_GIVEN ENTRIES_.
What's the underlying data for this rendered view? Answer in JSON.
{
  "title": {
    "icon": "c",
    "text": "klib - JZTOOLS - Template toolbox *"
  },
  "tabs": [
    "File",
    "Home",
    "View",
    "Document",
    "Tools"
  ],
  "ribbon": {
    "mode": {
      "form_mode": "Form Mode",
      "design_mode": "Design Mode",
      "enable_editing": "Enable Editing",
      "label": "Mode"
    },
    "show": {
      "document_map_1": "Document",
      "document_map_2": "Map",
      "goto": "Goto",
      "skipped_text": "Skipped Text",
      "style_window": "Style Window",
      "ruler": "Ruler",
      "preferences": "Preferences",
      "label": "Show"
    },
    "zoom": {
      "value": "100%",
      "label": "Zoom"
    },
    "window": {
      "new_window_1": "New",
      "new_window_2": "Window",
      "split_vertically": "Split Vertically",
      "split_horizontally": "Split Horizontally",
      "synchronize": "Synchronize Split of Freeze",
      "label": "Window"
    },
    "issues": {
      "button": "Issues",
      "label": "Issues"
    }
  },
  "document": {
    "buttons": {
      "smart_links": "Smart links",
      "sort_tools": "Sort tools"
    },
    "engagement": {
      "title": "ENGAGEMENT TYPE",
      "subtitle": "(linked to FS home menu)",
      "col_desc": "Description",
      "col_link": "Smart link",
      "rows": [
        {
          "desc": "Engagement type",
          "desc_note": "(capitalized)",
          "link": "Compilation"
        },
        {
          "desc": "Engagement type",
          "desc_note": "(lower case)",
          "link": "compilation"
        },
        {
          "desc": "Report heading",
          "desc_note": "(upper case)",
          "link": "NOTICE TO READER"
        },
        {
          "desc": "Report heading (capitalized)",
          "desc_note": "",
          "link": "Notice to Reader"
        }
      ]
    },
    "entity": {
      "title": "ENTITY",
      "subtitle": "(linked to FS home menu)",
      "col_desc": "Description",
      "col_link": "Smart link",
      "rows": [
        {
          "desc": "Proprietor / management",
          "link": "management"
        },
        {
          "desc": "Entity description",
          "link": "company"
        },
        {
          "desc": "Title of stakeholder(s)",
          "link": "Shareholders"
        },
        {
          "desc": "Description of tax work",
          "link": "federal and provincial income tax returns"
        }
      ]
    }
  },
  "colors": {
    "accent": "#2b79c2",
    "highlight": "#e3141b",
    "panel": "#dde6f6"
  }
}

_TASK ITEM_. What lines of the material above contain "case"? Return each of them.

_RESPONSE BELOW_.
          "desc_note": "(lower case)",
          "desc_note": "(upper case)",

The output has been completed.